Alongside, using the drastic cut in oil import bill due to the decline in crude oil prices, the country should seize the opportunity to step up generation of renewable energy as this promises to stem, if not stop the massive drain on foreign exchange reserves entailed in the import of oil, gas and coal. The current installed renewable capacity will need to go and grow manifold for the country to move to 15 per cent of energy by 2020. As the initial cost of funding these unconventional sources of energy such as solar, wind, water and biomass are quite expensive with their sale price for users pegged quite high, efforts need to be stepped up by the authorities of the Ministry of Non-Conventional & Renewable Sources of Energy to redouble the gains from this source of unpolluted energy for ecological balance and to keep India’s eco system undefiled by noxious fuels.
The Prime Minister Narendra Modi’s ambition of building 100 smart cities cannot be easy in the absence of due focus on fostering alternative transportation fuel options that range from gas, ethanol, methanol to suitable electric power at a time when crude oil prices are on the wane and offering immense possibilities to explore and exploit. With over 70 per cent of the consumption being diesel, the highly-polluting and costly fuel, by the transportation sector mostly heavy duty trucks crisscrossing the country, it is time India plumped for introducing more and more flexi-fuel vehicles that are run on a medley of compressed natural gas, diesel, ethanol, petrol and methanol.
For home consumption of electricity too, the time has come to go in for conserving precious power by opting for LED bulbs with the Prime Minister Mr. Modi recently launching a scheme for LED bulb distribution under Domestic Efficient Lighting Programme (DELP) and a National Programme for LED-based Home and Street Lighting. The country needs more such initiatives to solve Its myriad energy needs capitalizing on the recent bonanza being bestowed upon us by the fortuitous fall in the global crude prices, energy experts assert.

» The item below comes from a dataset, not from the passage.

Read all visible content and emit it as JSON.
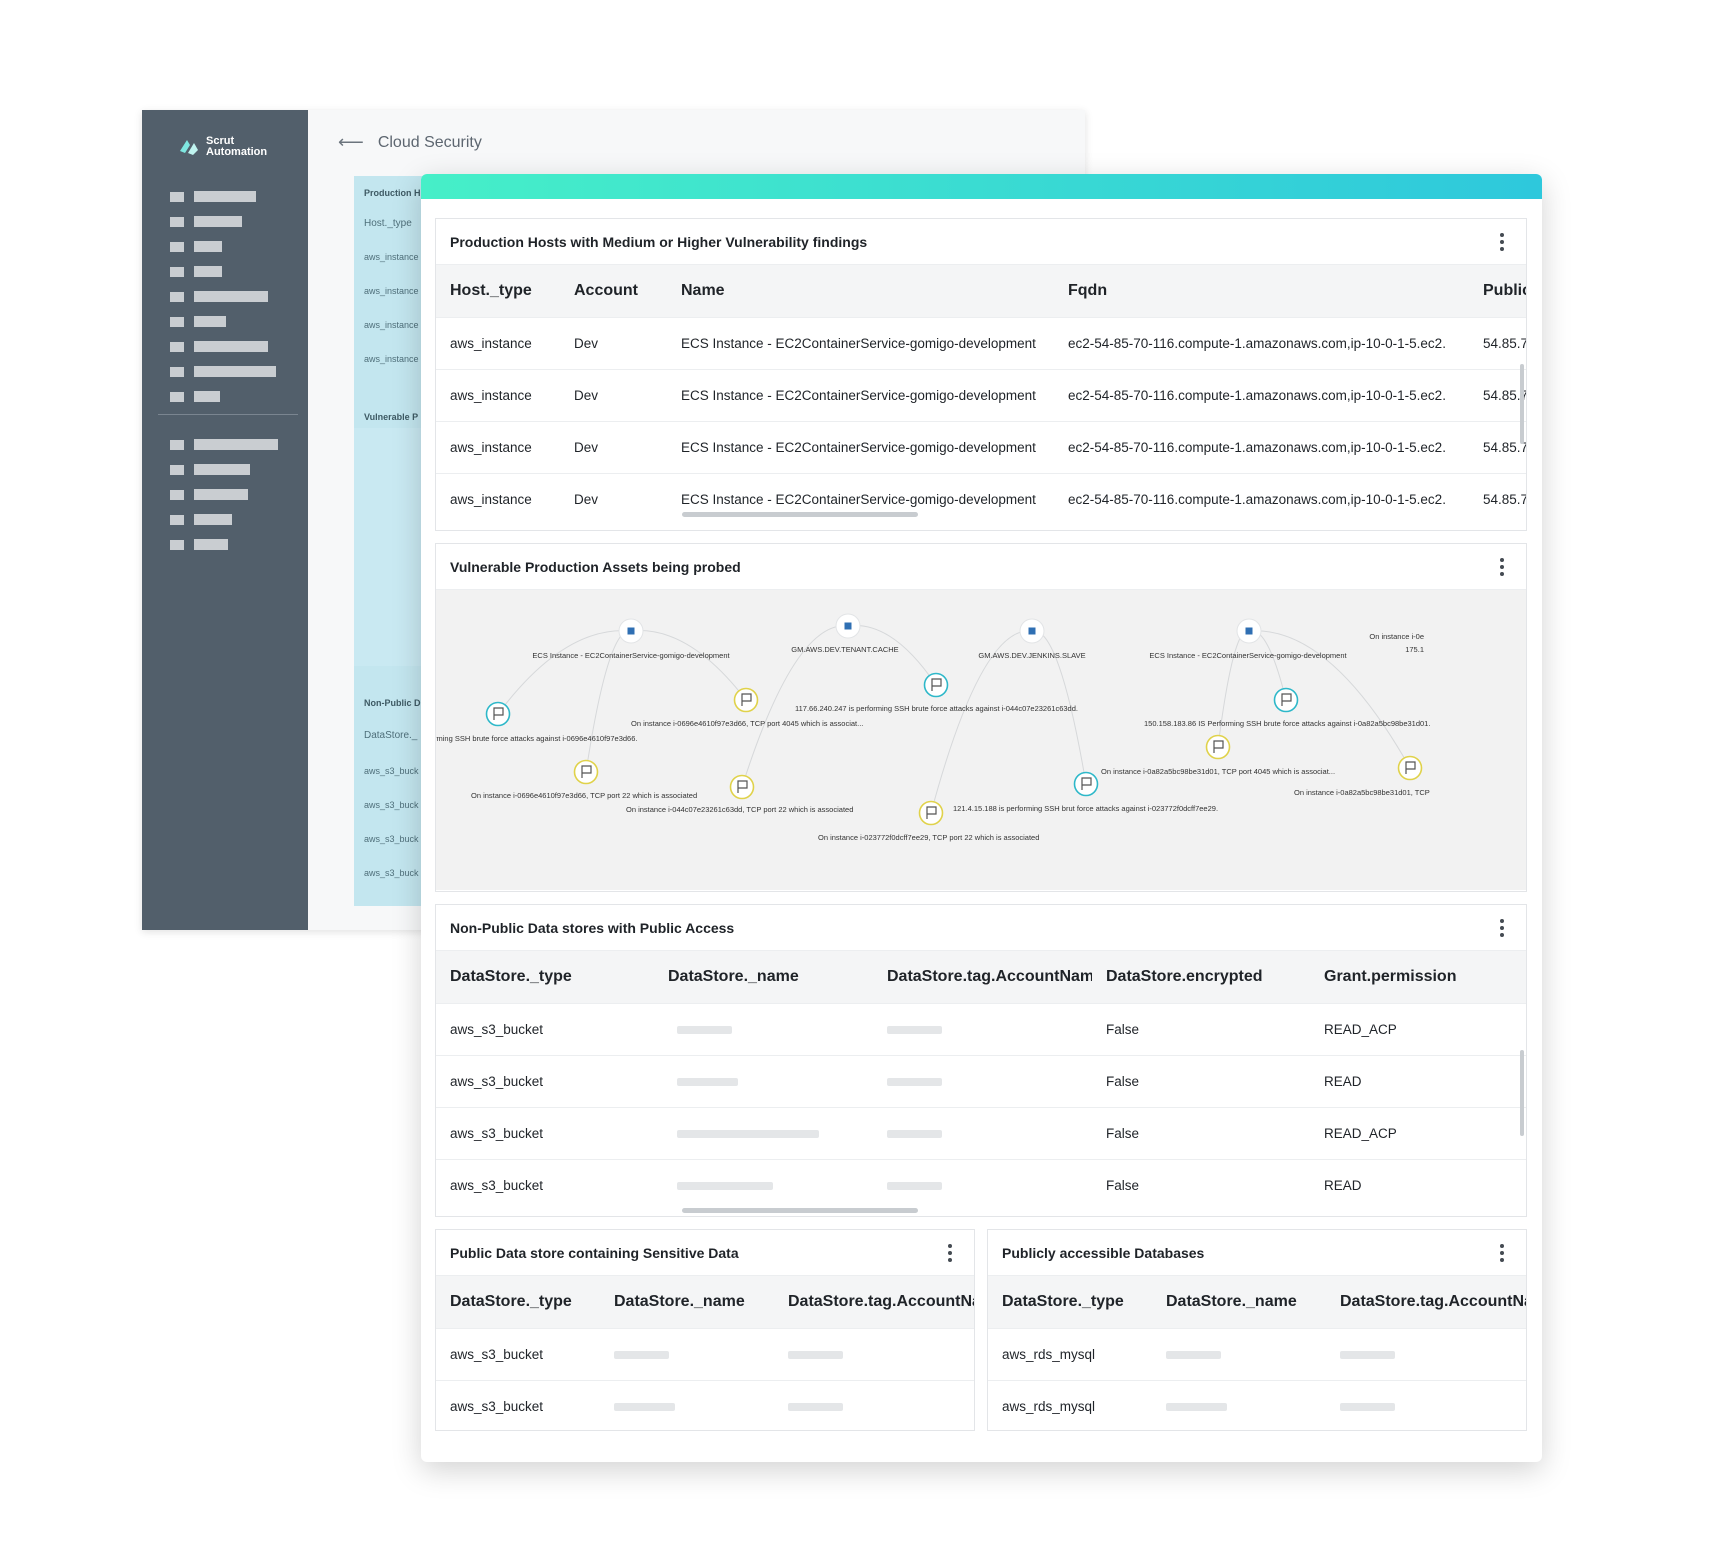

There is synergy in energy if only we use innovation and ingenuity.
Article by G.Srinivasan (PIB Features)